Task: Check each line of the data for "this" and select those that have it.

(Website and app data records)

::::

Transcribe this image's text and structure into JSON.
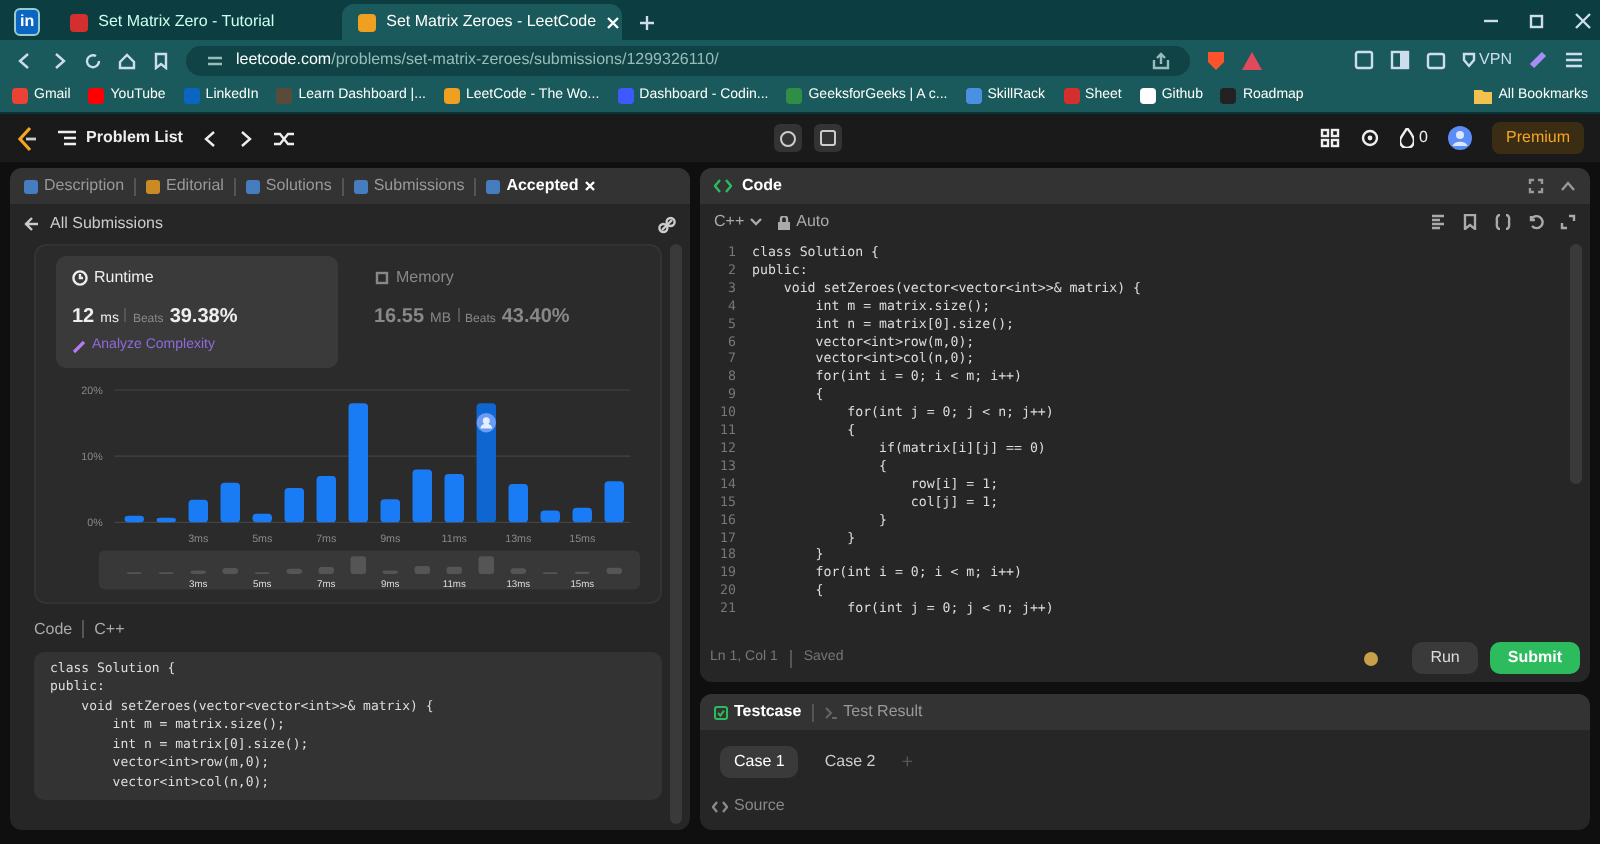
{
  "browser": {
    "tabs": [
      {
        "kind": "pinned",
        "label": "in",
        "selected": false
      },
      {
        "kind": "page",
        "color": "#d32f2f",
        "label": "Set Matrix Zero - Tutorial",
        "selected": false
      },
      {
        "kind": "page",
        "color": "#f0a020",
        "label": "Set Matrix Zeroes - LeetCode",
        "selected": true
      }
    ],
    "address": {
      "domain": "leetcode.com",
      "path": "/problems/set-matrix-zeroes/submissions/1299326110/"
    },
    "vpn_label": "VPN",
    "bookmarks": [
      {
        "label": "Gmail",
        "color": "#ea4335"
      },
      {
        "label": "YouTube",
        "color": "#ff0000"
      },
      {
        "label": "LinkedIn",
        "color": "#0a66c2"
      },
      {
        "label": "Learn Dashboard |...",
        "color": "#5a4a3a"
      },
      {
        "label": "LeetCode - The Wo...",
        "color": "#f0a020"
      },
      {
        "label": "Dashboard - Codin...",
        "color": "#3d5afe"
      },
      {
        "label": "GeeksforGeeks | A c...",
        "color": "#2f8d46"
      },
      {
        "label": "SkillRack",
        "color": "#4a90e2"
      },
      {
        "label": "Sheet",
        "color": "#d32f2f"
      },
      {
        "label": "Github",
        "color": "#ffffff"
      },
      {
        "label": "Roadmap",
        "color": "#222222"
      }
    ],
    "all_bookmarks": "All Bookmarks"
  },
  "nav": {
    "problem_list": "Problem List",
    "streak": "0",
    "premium": "Premium"
  },
  "left": {
    "tabs": [
      {
        "label": "Description",
        "selected": false,
        "closable": false
      },
      {
        "label": "Editorial",
        "selected": false,
        "closable": false
      },
      {
        "label": "Solutions",
        "selected": false,
        "closable": false
      },
      {
        "label": "Submissions",
        "selected": false,
        "closable": false
      },
      {
        "label": "Accepted",
        "selected": true,
        "closable": true
      }
    ],
    "back_label": "All Submissions",
    "stats": [
      {
        "title": "Runtime",
        "value": "12",
        "unit": "ms",
        "beats_label": "Beats",
        "beats": "39.38%",
        "selected": true
      },
      {
        "title": "Memory",
        "value": "16.55",
        "unit": "MB",
        "beats_label": "Beats",
        "beats": "43.40%",
        "selected": false
      }
    ],
    "analyze": "Analyze Complexity",
    "chart_data": {
      "type": "bar",
      "x": [
        1,
        2,
        3,
        4,
        5,
        6,
        7,
        8,
        9,
        10,
        11,
        12,
        13,
        14,
        15,
        16
      ],
      "xlim": [
        0.5,
        16.5
      ],
      "series": [
        {
          "color": "#1a7cf5",
          "values": [
            1,
            0.7,
            3.4,
            6,
            1.3,
            5.2,
            7,
            18,
            3.5,
            8,
            7.3,
            null,
            5.8,
            1.8,
            2.2,
            6.2
          ]
        },
        {
          "color": "#0f66d0",
          "values": [
            null,
            null,
            null,
            null,
            null,
            null,
            null,
            null,
            null,
            null,
            null,
            18,
            null,
            null,
            null,
            null
          ]
        }
      ],
      "ylim": [
        0,
        20
      ],
      "xticks": [
        {
          "value": 3,
          "label": "3ms"
        },
        {
          "value": 5,
          "label": "5ms"
        },
        {
          "value": 7,
          "label": "7ms"
        },
        {
          "value": 9,
          "label": "9ms"
        },
        {
          "value": 11,
          "label": "11ms"
        },
        {
          "value": 13,
          "label": "13ms"
        },
        {
          "value": 15,
          "label": "15ms"
        }
      ],
      "yticks": [
        {
          "value": 0,
          "label": "0%"
        },
        {
          "value": 10,
          "label": "10%"
        },
        {
          "value": 20,
          "label": "20%"
        }
      ]
    },
    "overview_labels": [
      "3ms",
      "5ms",
      "7ms",
      "9ms",
      "11ms",
      "13ms",
      "15ms"
    ],
    "code_label": "Code",
    "language": "C++",
    "code_lines": [
      "class Solution {",
      "public:",
      "    void setZeroes(vector<vector<int>>& matrix) {",
      "        int m = matrix.size();",
      "        int n = matrix[0].size();",
      "        vector<int>row(m,0);",
      "        vector<int>col(n,0);"
    ]
  },
  "right": {
    "title": "Code",
    "language": "C++",
    "mode": "Auto",
    "lines": [
      {
        "number": "1",
        "text": "class Solution {"
      },
      {
        "number": "2",
        "text": "public:"
      },
      {
        "number": "3",
        "text": "    void setZeroes(vector<vector<int>>& matrix) {"
      },
      {
        "number": "4",
        "text": "        int m = matrix.size();"
      },
      {
        "number": "5",
        "text": "        int n = matrix[0].size();"
      },
      {
        "number": "6",
        "text": "        vector<int>row(m,0);"
      },
      {
        "number": "7",
        "text": "        vector<int>col(n,0);"
      },
      {
        "number": "8",
        "text": "        for(int i = 0; i < m; i++)"
      },
      {
        "number": "9",
        "text": "        {"
      },
      {
        "number": "10",
        "text": "            for(int j = 0; j < n; j++)"
      },
      {
        "number": "11",
        "text": "            {"
      },
      {
        "number": "12",
        "text": "                if(matrix[i][j] == 0)"
      },
      {
        "number": "13",
        "text": "                {"
      },
      {
        "number": "14",
        "text": "                    row[i] = 1;"
      },
      {
        "number": "15",
        "text": "                    col[j] = 1;"
      },
      {
        "number": "16",
        "text": "                }"
      },
      {
        "number": "17",
        "text": "            }"
      },
      {
        "number": "18",
        "text": "        }"
      },
      {
        "number": "19",
        "text": "        for(int i = 0; i < m; i++)"
      },
      {
        "number": "20",
        "text": "        {"
      },
      {
        "number": "21",
        "text": "            for(int j = 0; j < n; j++)"
      }
    ],
    "cursor": "Ln 1, Col 1",
    "save_state": "Saved",
    "run": "Run",
    "submit": "Submit"
  },
  "test": {
    "tabs": [
      {
        "label": "Testcase",
        "selected": true
      },
      {
        "label": "Test Result",
        "selected": false
      }
    ],
    "cases": [
      {
        "label": "Case 1",
        "selected": true
      },
      {
        "label": "Case 2",
        "selected": false
      }
    ],
    "add": "+",
    "source": "Source"
  }
}
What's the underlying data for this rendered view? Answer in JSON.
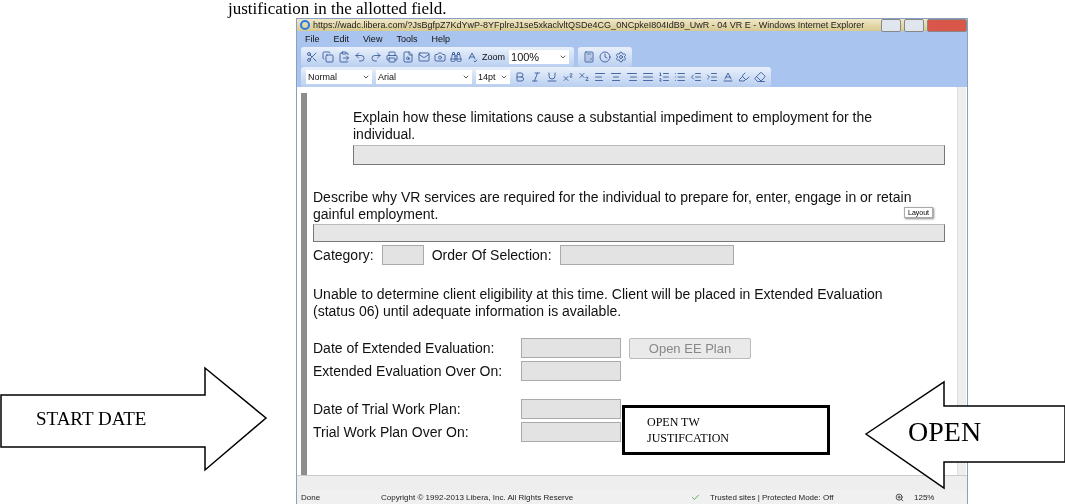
{
  "document_heading": "justification in the allotted field.",
  "window": {
    "title": "https://wadc.libera.com/?JsBgfpZ7KdYwP-8YFplreJ1se5xkaclvltQSDe4CG_0NCpkeI804IdB9_UwR - 04 VR E - Windows Internet Explorer"
  },
  "menu": [
    "File",
    "Edit",
    "View",
    "Tools",
    "Help"
  ],
  "toolbar": {
    "zoom_label": "Zoom",
    "zoom_value": "100%"
  },
  "format_bar": {
    "style": "Normal",
    "font": "Arial",
    "size": "14pt"
  },
  "form": {
    "impediment_question": "Explain how these limitations cause a substantial impediment to employment for the individual.",
    "services_question": "Describe why VR services are required for the individual to prepare for, enter, engage in  or retain gainful employment.",
    "tooltip": "Layout",
    "category_label": "Category:",
    "order_label": "Order Of Selection:",
    "notice": "Unable to determine client eligibility at this time. Client will be placed in Extended Evaluation (status 06) until adequate information is available.",
    "date_rows": [
      {
        "label": "Date of Extended Evaluation:",
        "button": {
          "label": "Open EE Plan",
          "disabled": true
        }
      },
      {
        "label": "Extended Evaluation Over On:"
      },
      {
        "label": "Date of Trial Work Plan:"
      },
      {
        "label": "Trial Work Plan Over On:"
      }
    ]
  },
  "status_bar": {
    "state": "Done",
    "copyright": "Copyright © 1992-2013 Libera, Inc.  All Rights Reserve",
    "security": "Trusted sites | Protected Mode: Off",
    "zoom": "125%"
  },
  "annotations": [
    {
      "kind": "arrow_right",
      "text": "START DATE"
    },
    {
      "kind": "box",
      "text": "OPEN TW JUSTIFCATION"
    },
    {
      "kind": "arrow_left",
      "text": "OPEN"
    }
  ]
}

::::

Response to the exercise:
Transcribe this image's text and structure into JSON.
What's the underlying data for this rendered view? Answer in JSON.
    "notice": "Unable to determine client eligibility at this time. Client will be placed in Extended Evaluation (status 06) until adequate information is available.",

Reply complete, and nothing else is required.